- [THE PROBLEM] Skip every image and restate the data word for word.

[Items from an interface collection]
========================================

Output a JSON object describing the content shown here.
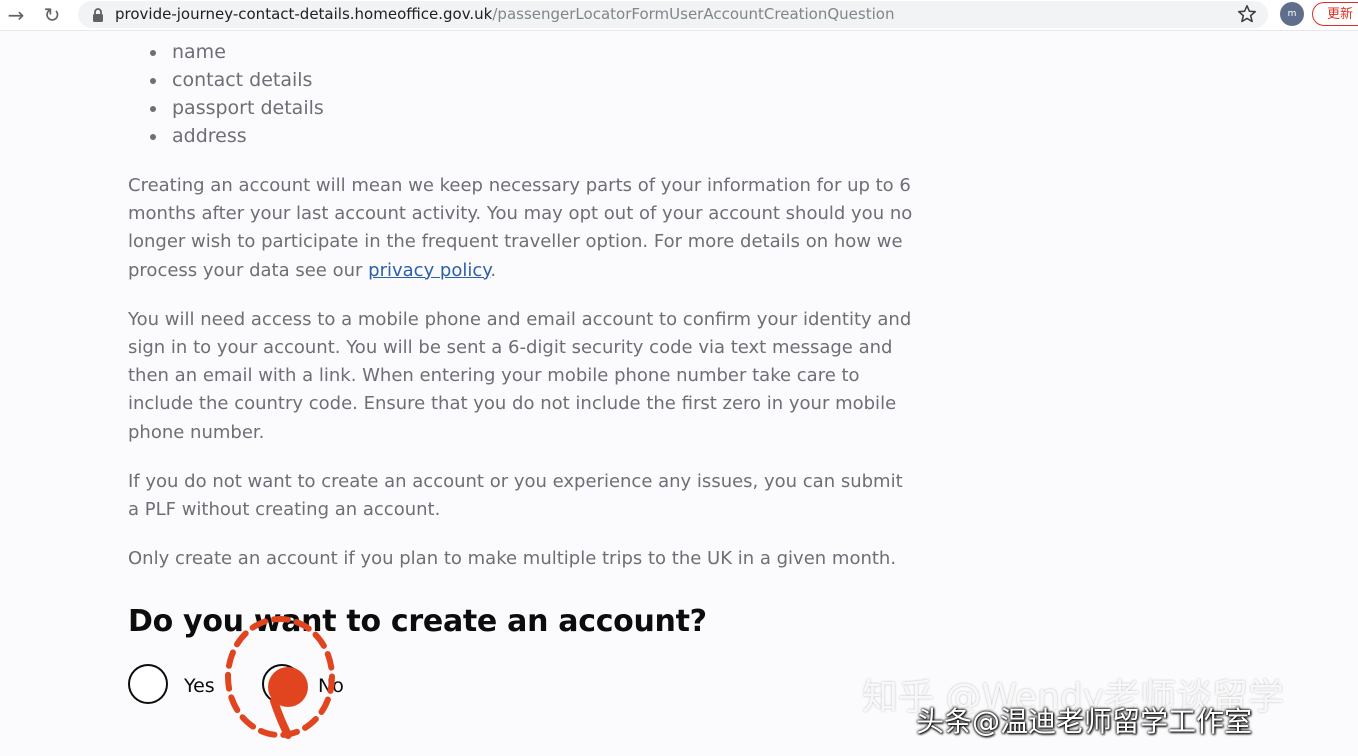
{
  "browser": {
    "url_host": "provide-journey-contact-details.homeoffice.gov.uk",
    "url_path": "/passengerLocatorFormUserAccountCreationQuestion",
    "avatar_text": "m",
    "update_label": "更新"
  },
  "content": {
    "bullets": [
      "name",
      "contact details",
      "passport details",
      "address"
    ],
    "para1_text": "Creating an account will mean we keep necessary parts of your information for up to 6 months after your last account activity. You may opt out of your account should you no longer wish to participate in the frequent traveller option. For more details on how we process your data see our",
    "privacy_link": "privacy policy",
    "para1_end": ".",
    "para2": "You will need access to a mobile phone and email account to confirm your identity and sign in to your account. You will be sent a 6-digit security code via text message and then an email with a link. When entering your mobile phone number take care to include the country code. Ensure that you do not include the first zero in your mobile phone number.",
    "para3": "If you do not want to create an account or you experience any issues, you can submit a PLF without creating an account.",
    "para4": "Only create an account if you plan to make multiple trips to the UK in a given month."
  },
  "question": {
    "heading": "Do you want to create an account?",
    "yes_label": "Yes",
    "no_label": "No",
    "selected": "No"
  },
  "watermark": {
    "large": "知乎 @Wendy老师谈留学",
    "small": "头条@温迪老师留学工作室"
  },
  "colors": {
    "link": "#2c60a8",
    "annotation": "#e0451f",
    "update_chip": "#d93025"
  }
}
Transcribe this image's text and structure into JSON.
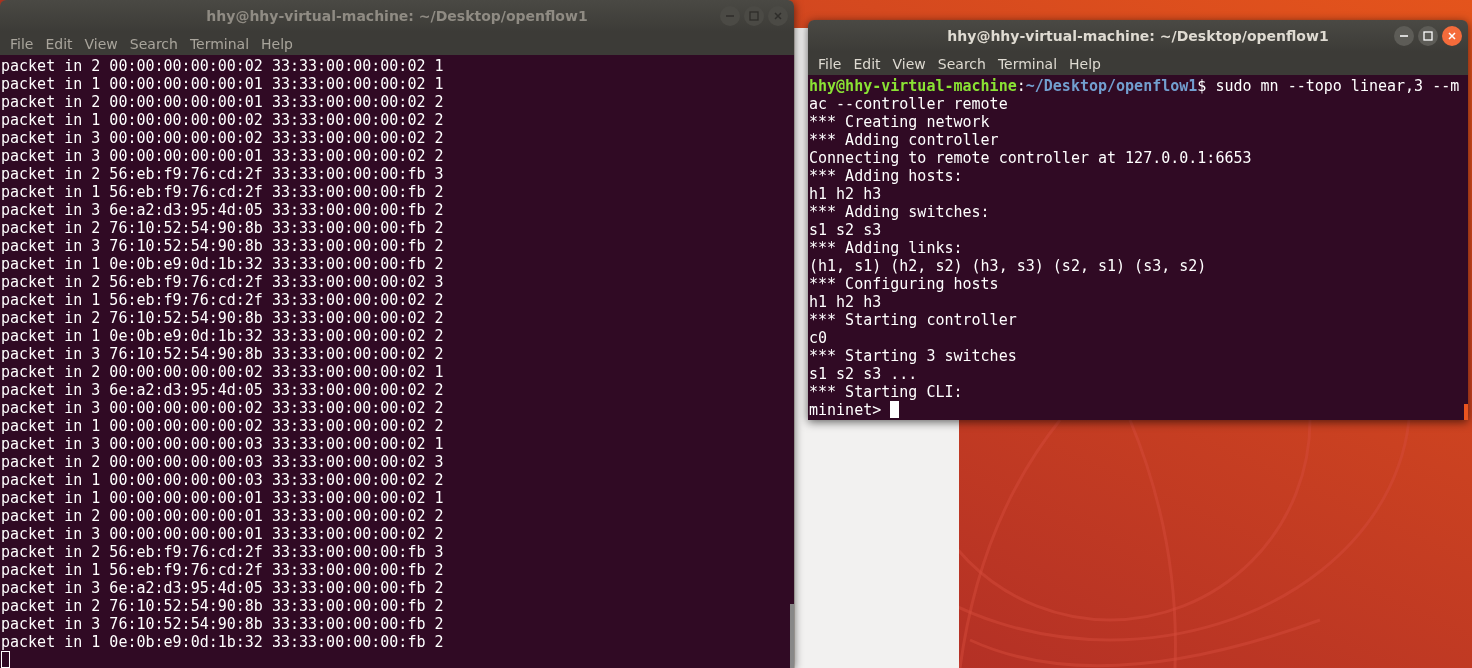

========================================

- [ANSWER SECTION]
Output a JSON object describing the content shown here.
{
  "browser": {
    "url_host": "provide-journey-contact-details.homeoffice.gov.uk",
    "url_path": "/passengerLocatorFormUserAccountCreationQuestion",
    "avatar_text": "m",
    "update_label": "更新"
  },
  "content": {
    "bullets": [
      "name",
      "contact details",
      "passport details",
      "address"
    ],
    "para1_text": "Creating an account will mean we keep necessary parts of your information for up to 6 months after your last account activity. You may opt out of your account should you no longer wish to participate in the frequent traveller option. For more details on how we process your data see our",
    "privacy_link": "privacy policy",
    "para1_end": ".",
    "para2": "You will need access to a mobile phone and email account to confirm your identity and sign in to your account. You will be sent a 6-digit security code via text message and then an email with a link. When entering your mobile phone number take care to include the country code. Ensure that you do not include the first zero in your mobile phone number.",
    "para3": "If you do not want to create an account or you experience any issues, you can submit a PLF without creating an account.",
    "para4": "Only create an account if you plan to make multiple trips to the UK in a given month."
  },
  "question": {
    "heading": "Do you want to create an account?",
    "yes_label": "Yes",
    "no_label": "No",
    "selected": "No"
  },
  "watermark": {
    "large": "知乎 @Wendy老师谈留学",
    "small": "头条@温迪老师留学工作室"
  },
  "colors": {
    "link": "#2c60a8",
    "annotation": "#e0451f",
    "update_chip": "#d93025"
  }
}
Transcribe this image's text and structure into JSON.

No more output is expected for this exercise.